Diabetes-causing gene can be regulated like a rheostat

Researchers at the Centre for Genomic Regulation (CRG) and Imperial College London have found a switch that regulates the activity of a gene that causes diabetes. The findings, published in Nature Cell Biology, highlight potential new vulnerabilities in the disease and could lead to the development of new therapeutic strategies.

HNF1A is a gene that provides instructions for making a protein called hepatocyte nuclear factor-1 alpha. The protein is expressed in many tissues but is particularly important for the pancreas, where it plays a role in developing beta cells. Beta cells produce the hormone insulin, which regulate blood sugar levels.

Mutations in HNF1A cause cells to create a protein that doesn’t work normally, which in turn affects the function of beta cells. This results in individuals developing a disease known as maturity-onset diabetes of the young, where symptoms such as high blood sugar can appear before individuals reach the age of 30.

Though this disease accounts for just 1% of all types of diabetes, it is high in terms of absolute numbers due to the high prevalence of diabetes amongst the worldwide population (5-10%). HNF1A is also known to play a key role in the susceptibility for the more common form of the disease, type 2 diabetes, in concert with other genetic and non-genetic factors.

Understanding how the HNF1A gene is switched on or off in beta cells could have important implications for understanding why defects in this gene lead to diabetes, or how it could be harnessed to correct the underlying problem.

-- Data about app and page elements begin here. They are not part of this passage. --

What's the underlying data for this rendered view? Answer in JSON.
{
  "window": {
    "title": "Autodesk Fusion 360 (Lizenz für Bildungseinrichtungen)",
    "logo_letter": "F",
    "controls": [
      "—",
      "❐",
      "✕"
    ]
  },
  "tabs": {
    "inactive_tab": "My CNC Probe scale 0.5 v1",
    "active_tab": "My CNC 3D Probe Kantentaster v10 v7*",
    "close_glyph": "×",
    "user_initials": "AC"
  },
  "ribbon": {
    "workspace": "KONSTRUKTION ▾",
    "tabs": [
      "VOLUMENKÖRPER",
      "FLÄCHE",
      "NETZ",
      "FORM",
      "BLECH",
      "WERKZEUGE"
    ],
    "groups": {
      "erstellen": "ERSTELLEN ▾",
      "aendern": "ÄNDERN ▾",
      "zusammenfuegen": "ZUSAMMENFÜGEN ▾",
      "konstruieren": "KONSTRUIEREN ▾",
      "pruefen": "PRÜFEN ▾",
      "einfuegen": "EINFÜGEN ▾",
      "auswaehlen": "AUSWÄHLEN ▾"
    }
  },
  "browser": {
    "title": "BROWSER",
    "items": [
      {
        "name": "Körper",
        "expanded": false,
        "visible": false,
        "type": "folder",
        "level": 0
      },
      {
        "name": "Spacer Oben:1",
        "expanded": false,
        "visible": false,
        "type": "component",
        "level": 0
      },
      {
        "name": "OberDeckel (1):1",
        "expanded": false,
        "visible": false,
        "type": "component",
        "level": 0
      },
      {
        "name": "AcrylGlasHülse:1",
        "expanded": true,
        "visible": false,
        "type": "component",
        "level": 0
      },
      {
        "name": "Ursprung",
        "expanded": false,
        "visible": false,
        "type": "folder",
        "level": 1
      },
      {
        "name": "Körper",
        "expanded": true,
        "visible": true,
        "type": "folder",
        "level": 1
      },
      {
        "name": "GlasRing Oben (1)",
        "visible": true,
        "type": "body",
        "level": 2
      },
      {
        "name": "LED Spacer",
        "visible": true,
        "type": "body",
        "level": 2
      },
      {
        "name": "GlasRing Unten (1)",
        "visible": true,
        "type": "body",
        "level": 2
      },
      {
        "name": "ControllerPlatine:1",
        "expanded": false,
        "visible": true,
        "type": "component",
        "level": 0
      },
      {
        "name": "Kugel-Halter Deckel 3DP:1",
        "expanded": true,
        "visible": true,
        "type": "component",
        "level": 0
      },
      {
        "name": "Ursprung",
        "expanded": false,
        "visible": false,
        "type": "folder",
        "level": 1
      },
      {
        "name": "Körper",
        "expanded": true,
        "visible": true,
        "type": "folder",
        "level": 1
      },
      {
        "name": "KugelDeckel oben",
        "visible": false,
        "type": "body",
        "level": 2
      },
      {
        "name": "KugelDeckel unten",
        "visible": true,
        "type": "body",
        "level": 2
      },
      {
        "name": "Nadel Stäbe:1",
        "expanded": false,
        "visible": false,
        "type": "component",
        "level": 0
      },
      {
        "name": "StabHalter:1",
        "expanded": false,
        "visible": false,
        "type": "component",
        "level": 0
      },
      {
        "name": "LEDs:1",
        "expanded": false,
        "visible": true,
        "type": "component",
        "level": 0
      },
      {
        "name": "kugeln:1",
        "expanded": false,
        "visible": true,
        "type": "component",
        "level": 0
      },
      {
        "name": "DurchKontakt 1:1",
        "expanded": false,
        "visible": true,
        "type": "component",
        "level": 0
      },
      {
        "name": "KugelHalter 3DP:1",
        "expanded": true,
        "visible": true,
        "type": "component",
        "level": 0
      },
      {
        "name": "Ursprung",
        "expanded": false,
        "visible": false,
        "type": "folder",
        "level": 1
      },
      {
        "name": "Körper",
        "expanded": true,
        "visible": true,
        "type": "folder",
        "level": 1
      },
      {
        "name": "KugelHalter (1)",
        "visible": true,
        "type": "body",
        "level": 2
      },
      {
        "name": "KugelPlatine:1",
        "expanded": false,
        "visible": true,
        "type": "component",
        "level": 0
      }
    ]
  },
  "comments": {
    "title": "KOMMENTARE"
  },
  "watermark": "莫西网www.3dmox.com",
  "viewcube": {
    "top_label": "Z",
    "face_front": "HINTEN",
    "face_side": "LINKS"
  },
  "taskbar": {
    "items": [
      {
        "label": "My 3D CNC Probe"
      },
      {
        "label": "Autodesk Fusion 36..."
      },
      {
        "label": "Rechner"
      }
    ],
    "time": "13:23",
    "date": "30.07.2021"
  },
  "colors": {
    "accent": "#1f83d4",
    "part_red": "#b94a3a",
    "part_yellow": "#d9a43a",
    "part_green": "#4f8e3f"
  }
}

Using a combination of mouse and human models, researchers have now focused on an enigmatic part of the genome near HNF1A that has a unique function that has not been described before.

This DNA regulatory element works like as rheostat; if the HNF1A gene transcribes too much it dials it down, if the gene is slacking it dials it back up. 

“We coined this a stabilizer, in contrast to other DNA regulatory elements such as enhancers, promoters and silencers, and call this particular element HASTER, for HNF1A stabilizer,” explains Jorge Ferrer, Senior Researcher at the CRG and Group Leader at CIBERDEM.

The vast majority of RNA molecules synthesized inside cells do not code for proteins. HASTER controls the production of a class of these RNA molecules known as long non-coding RNAS, (lncRNAS).

“This is intriguing because there are tens of thousands of lncRNAs in the human genome, most of which have no known function. It very likely that that there are many lncRNAs in our genome with a similar function to HASTER. If so, they could play a significant role in human disease,” says Dr. Anthony Beucher, first author of the study.

The researchers showed that mutations in HASTER cause diabetes in mice. “This is important, because it proves that this type of element is critically important, the consequences of deleting HASTER are comparable to deleting HNF1A itself. HASTER could be a useful handle to manipulate HNF1A therapeutically” says Dr. Ferrer.

The study is an example of how studying the non-protein coding sequences in a genome can yield new ways to understand and treat disease. Just 1-2% of the human genome consists of protein-coding sequences. The remaining ‘dark matter’ is thought to include tens of thousands of regions that regulate gene expression.

By showing that changes to the function of gene regulatory elements such as HASTER can drastically change cell function akin to disrupting the gene itself, the researchers pave the way for future studies that explore the role of non-protein coding sequences in promoting disease.

“A lot more space in the human genome is devoted to regulating genes than to the genes themselves. In this study we have experimentally validated just one region to ascertain its function. It’s likely this is just the tip of the iceberg,” concludes Dr. Ferrer.

“Although noncoding RNAs were initially considered to be degradation products of RNA turnover and metabolism, and were often neglected, increasing evidence has demonstrated their regulatory and functional roles in diverse cellular compartments and macromolecular structures and in a wide range of contexts spanning differentiation, disease and metabolism,” says an accompanying editorial printed in Nature Methods.